On this day exactly 440 years ago, an English nobleman named Francis Drake left on a mission that would take him three years and would win him a knighthood by Queen Elizabeth I of England. (I’m not entirely sure that people “win” those, but you know what I mean.) Now, Sir Francis Drake wasn’t always the historical explorer and hero we know him as today. Before he was chosen for the expedition that would win him his lordship, Drake was a pirate and slave trader. Woah!
Francis Drake was born in 1540 in Tavistock (that is NOT lost on us), Devon, England. He was the eldest of twelve sons, born to a farmer in Devon. Not much is known about his early life, as is pretty expected of someone living at that time. In 1549 the Drake family moved to Kent due to religious persecution, and Edmund Drake apprenticed his eldest son out to a neighbor – a captain of a large sailboat. This was Francis’ first introduction to the sea – and the neighbor was so pleased with Drake’s attitude and abilities that, being without children of his own, he gave the barque (a sailing vessel with three or more masts) to Drake when he died. Drake spent his twenties sailing to and from the Americas with his second cousin John Hawkins – the first known English slave trader.
After a few adventures with his cousin, Drake spent much of the early 1570s living along the “Spanish Main” or the Panama Isthmus, attacking Spanish vessels and small settlements. During this time, fun fact, Drake climbed a tree on the Isthmus of Panama and looked out over the Pacific – being the first Englishman to ever behold the Pacific Ocean. Drake and his men eventually made it back to Plymouth, England, having captured much in Peruvian gold but having been forced to bury it along the way to avoid its recapture by the Spanish.
In 1577, Elizabeth I sent Drake (because of his “success” with the Isthmus raids) on an expedition to sail along the Pacific coast of the Americas. After one false start due to bad weather, the crew set final sail on the 13th of December, 1577. Drake set out with five ships (which soon became 6) and 164 men. The crew made it around Cape Horn, and went alongside the coast of South America pillaging and looting Spanish towns and ships along the way. Drake restocked and rested his ships on the Coast of California for a time, and then continued on to the Molucca islands in what is now known as Indonesia. Eventually Drake rounded the Cape of Good Hope – the southernmost tip in Africa, and made his way back to Plymouth, having circumnavigated the globe and made it around two of the most treacherous sailing spots in the world (both Capes) in just under three years.
Upon Drake’s return to Plymouth, the half share of his pillaged cargo that was to be Queen Elizabeth’s actually exceeded all the other income the crown had that entire year. Hence the knighthood.

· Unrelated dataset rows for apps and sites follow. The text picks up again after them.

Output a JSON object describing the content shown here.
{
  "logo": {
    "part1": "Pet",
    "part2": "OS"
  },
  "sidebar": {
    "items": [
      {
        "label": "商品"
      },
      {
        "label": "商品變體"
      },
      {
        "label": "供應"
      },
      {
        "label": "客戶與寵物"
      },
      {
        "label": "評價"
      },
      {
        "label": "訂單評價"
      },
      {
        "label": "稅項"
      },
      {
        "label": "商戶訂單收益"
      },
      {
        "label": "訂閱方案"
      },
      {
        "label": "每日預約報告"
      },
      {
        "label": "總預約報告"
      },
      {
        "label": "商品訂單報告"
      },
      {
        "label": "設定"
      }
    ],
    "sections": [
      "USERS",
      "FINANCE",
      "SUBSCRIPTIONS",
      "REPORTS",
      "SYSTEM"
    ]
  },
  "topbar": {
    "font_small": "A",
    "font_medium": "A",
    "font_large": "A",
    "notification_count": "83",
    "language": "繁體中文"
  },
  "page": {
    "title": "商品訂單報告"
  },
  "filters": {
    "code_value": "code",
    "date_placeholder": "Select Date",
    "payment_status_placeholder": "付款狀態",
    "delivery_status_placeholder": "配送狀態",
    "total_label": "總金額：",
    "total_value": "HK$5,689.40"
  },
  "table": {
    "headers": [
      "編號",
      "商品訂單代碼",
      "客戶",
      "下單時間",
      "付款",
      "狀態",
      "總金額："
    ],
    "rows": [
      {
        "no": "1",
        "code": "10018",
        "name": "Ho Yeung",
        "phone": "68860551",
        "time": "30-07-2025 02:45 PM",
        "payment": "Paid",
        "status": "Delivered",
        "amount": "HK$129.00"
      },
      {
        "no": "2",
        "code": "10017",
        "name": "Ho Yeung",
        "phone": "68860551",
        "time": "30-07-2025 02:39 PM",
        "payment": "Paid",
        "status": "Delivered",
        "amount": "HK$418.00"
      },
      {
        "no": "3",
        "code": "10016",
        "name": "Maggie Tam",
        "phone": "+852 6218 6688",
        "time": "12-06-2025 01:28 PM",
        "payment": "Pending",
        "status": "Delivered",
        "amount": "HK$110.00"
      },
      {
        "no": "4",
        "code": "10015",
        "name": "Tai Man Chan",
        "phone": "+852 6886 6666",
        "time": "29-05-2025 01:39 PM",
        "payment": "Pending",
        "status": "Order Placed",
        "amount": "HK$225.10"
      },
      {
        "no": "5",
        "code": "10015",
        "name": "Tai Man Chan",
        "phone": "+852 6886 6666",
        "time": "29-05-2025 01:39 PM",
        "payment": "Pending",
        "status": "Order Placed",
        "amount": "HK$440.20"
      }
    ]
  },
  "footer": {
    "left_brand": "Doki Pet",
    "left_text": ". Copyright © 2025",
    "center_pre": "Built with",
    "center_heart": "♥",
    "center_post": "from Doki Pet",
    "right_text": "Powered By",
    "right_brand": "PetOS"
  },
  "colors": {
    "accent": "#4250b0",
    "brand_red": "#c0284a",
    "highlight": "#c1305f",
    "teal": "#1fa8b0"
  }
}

Drake became an active political member of the British aristocracy, being a member of Parliament on three occasions and even mayor of the coastal town of Plymouth from where he set sail. Drake led further attacks against the Spanish under the Queen’s command in the mid-1580s, and in 1588 he was vice-admiral to the English fleet that destroyed the Spanish Armada in a nightly attack. In 1596, on a voyage to capture San Juan (Puerto Rico), Drake failed to take the city, and after suffering terrible blows to his ship and crew, came down with dysentery and passed away onboard. Just goes to show you… doesn’t matter who you are you are still subject to the same perils that the lowest members of your crew are subject to! In any case, Drake is still remembered today for his bravery, amazing sea-faring abilities, and indefatigable hatred of the Spanish.